What was Missing in the Sochi Opening Ceremony (Other than the Fifth Olympic Ring)

These images show a brief portion of the international broadcast of the 2014 Winter Olympics opening ceremony in Sochi, Russia.  They were captured and posted online by Twitter user @BuzzFeedUK.

These images show a brief portion of the international broadcast of the 2014 Winter Olympics opening ceremony in Sochi, Russia. They were captured and posted online by Twitter user @BuzzFeedUK. Their use for commentary purposes qualifies as fair use.

The introduction to the 2014 Winter Olympics opening ceremony in Sochi may have told us something about how much success women have had in Russian history. Is the United States any better?

The opening ceremony at the 2014 Sochi Winter Olympic Games began with a recorded video segment in which a Russian girl went through the Cyrillic alphabet and assigned a prominent Russian personality, achievement, or location to each letter. While I admittedly did not understand all of the references, one thing was fairly clear: there was a notable absence of women, unless you count the little girl narrating the piece.

This made me wonder, “Are there no Russian women who could have been included in this list?” Perhaps Russian history has not been very open to female advancement over the years.  The main Russian females who leap to my mind are Catherine the Great (who was actually German), Anna Karenina (who was fictional), and a bunch of athletes. Were I an expert on ballet, I could undoubtedly find some female names there, but the point still stands that most of the prominent Russians throughout history have been men. Women have not been absent, but they seemingly did not merit inclusion by the team organizing the opening ceremony. Continue reading

Olympic Preview: Ladies’ Figure Skating

2013 Worlds podium Flickr { QUEEN YUNA } - Copy

Medals winners in the ladies’ event at the 2013 World Figure Skating Championships: (L-R) Carolina Kostner, Kim Yu-Na, and Mao Asada.
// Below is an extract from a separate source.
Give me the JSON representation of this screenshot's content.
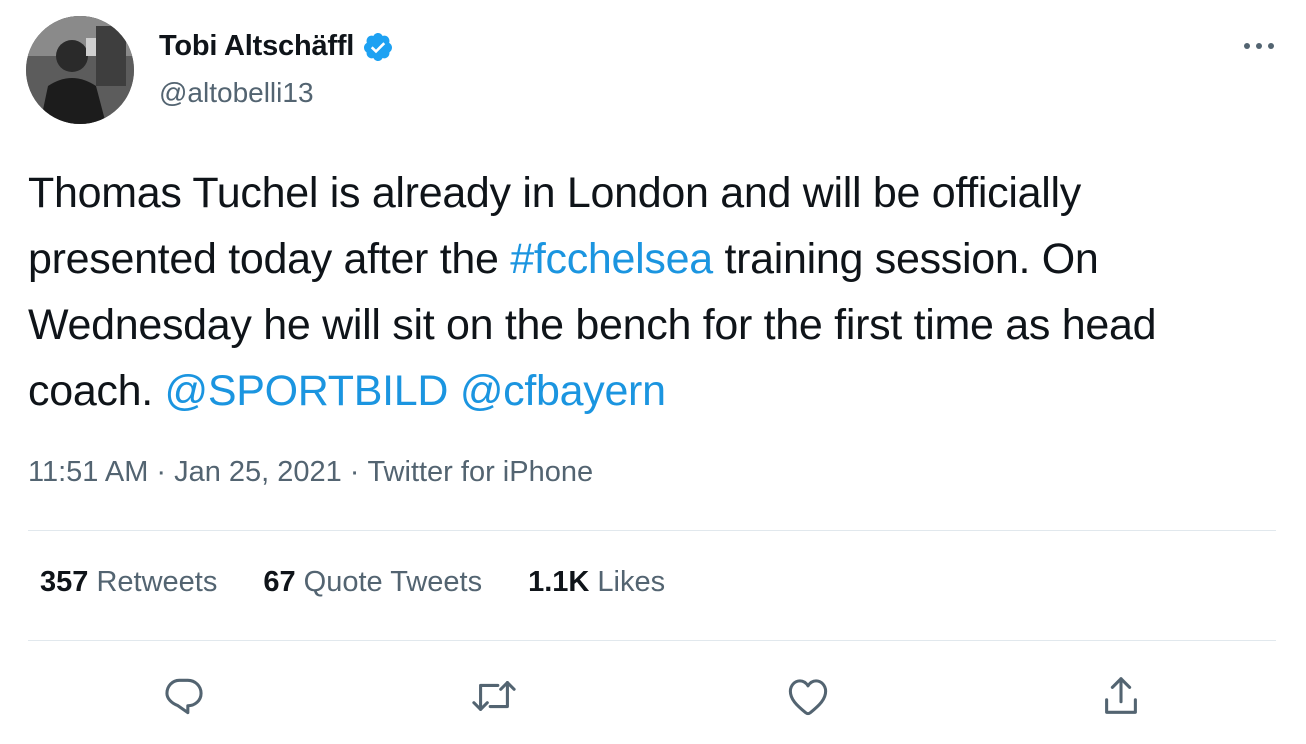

Photo by Flickr user { QUEEN YUNA }

Editor’s Note: A newer article covering all five figure skating disciplines – men, ladies, pairs, ice dancing, and the team event – is now available.  Check it out here.

Figure skating is a dying sport, or so the media has led me to believe.  Nobody understands the new scoring system implemented after the judging scandal at the 2002 Olympics.  Arenas in North America are half empty where they used to be packed.  Hardly any events are shown live on television anymore.

I understand where these complaints are coming from.  Americans’ interest in figure skating has dropped substantially since the good old days of Nancy Kerrigan vs. Tonya Harding.  More than any changes to the judging system, I think what has really killed public interest is the lack of big time American stars on the ladies’ side.  Michelle Kwan was a fan favorite for an entire decade, and no one has been able to successfully fill her shoes. Continue reading